# Assignment
Could you write the entries out again, exactly as they are?
##### Record excerpts #####
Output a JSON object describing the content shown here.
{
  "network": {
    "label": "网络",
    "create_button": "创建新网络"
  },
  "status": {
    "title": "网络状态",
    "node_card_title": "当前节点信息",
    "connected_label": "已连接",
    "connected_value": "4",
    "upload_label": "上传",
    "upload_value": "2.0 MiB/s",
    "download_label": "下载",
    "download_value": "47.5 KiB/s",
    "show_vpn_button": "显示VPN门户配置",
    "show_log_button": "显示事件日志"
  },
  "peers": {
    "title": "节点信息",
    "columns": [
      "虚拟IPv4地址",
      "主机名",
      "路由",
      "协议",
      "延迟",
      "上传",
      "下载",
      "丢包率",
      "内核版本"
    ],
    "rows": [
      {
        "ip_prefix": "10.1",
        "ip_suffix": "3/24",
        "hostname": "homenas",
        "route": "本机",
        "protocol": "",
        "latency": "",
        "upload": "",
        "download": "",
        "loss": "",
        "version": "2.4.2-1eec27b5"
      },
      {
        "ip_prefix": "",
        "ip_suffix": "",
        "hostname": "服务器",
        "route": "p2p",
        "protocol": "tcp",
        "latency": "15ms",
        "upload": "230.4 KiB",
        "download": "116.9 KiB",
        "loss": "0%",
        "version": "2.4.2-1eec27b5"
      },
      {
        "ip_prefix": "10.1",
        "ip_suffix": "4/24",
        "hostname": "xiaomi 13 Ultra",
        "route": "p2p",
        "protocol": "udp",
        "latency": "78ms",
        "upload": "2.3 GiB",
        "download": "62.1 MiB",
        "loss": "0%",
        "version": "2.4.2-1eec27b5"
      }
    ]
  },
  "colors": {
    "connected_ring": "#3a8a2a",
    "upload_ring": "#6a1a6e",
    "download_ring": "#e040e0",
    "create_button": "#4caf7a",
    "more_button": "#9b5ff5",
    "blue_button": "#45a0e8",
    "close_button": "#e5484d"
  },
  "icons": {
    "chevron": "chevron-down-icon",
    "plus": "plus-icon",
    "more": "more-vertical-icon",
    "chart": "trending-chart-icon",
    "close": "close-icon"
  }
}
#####
# Solved problem
Output a JSON object describing the content shown here.
{
  "network": {
    "label": "网络",
    "create_button": "创建新网络"
  },
  "status": {
    "title": "网络状态",
    "node_card_title": "当前节点信息",
    "connected_label": "已连接",
    "connected_value": "4",
    "upload_label": "上传",
    "upload_value": "2.0 MiB/s",
    "download_label": "下载",
    "download_value": "47.5 KiB/s",
    "show_vpn_button": "显示VPN门户配置",
    "show_log_button": "显示事件日志"
  },
  "peers": {
    "title": "节点信息",
    "columns": [
      "虚拟IPv4地址",
      "主机名",
      "路由",
      "协议",
      "延迟",
      "上传",
      "下载",
      "丢包率",
      "内核版本"
    ],
    "rows": [
      {
        "ip_prefix": "10.1",
        "ip_suffix": "3/24",
        "hostname": "homenas",
        "route": "本机",
        "protocol": "",
        "latency": "",
        "upload": "",
        "download": "",
        "loss": "",
        "version": "2.4.2-1eec27b5"
      },
      {
        "ip_prefix": "",
        "ip_suffix": "",
        "hostname": "服务器",
        "route": "p2p",
        "protocol": "tcp",
        "latency": "15ms",
        "upload": "230.4 KiB",
        "download": "116.9 KiB",
        "loss": "0%",
        "version": "2.4.2-1eec27b5"
      },
      {
        "ip_prefix": "10.1",
        "ip_suffix": "4/24",
        "hostname": "xiaomi 13 Ultra",
        "route": "p2p",
        "protocol": "udp",
        "latency": "78ms",
        "upload": "2.3 GiB",
        "download": "62.1 MiB",
        "loss": "0%",
        "version": "2.4.2-1eec27b5"
      }
    ]
  },
  "colors": {
    "connected_ring": "#3a8a2a",
    "upload_ring": "#6a1a6e",
    "download_ring": "#e040e0",
    "create_button": "#4caf7a",
    "more_button": "#9b5ff5",
    "blue_button": "#45a0e8",
    "close_button": "#e5484d"
  },
  "icons": {
    "chevron": "chevron-down-icon",
    "plus": "plus-icon",
    "more": "more-vertical-icon",
    "chart": "trending-chart-icon",
    "close": "close-icon"
  }
}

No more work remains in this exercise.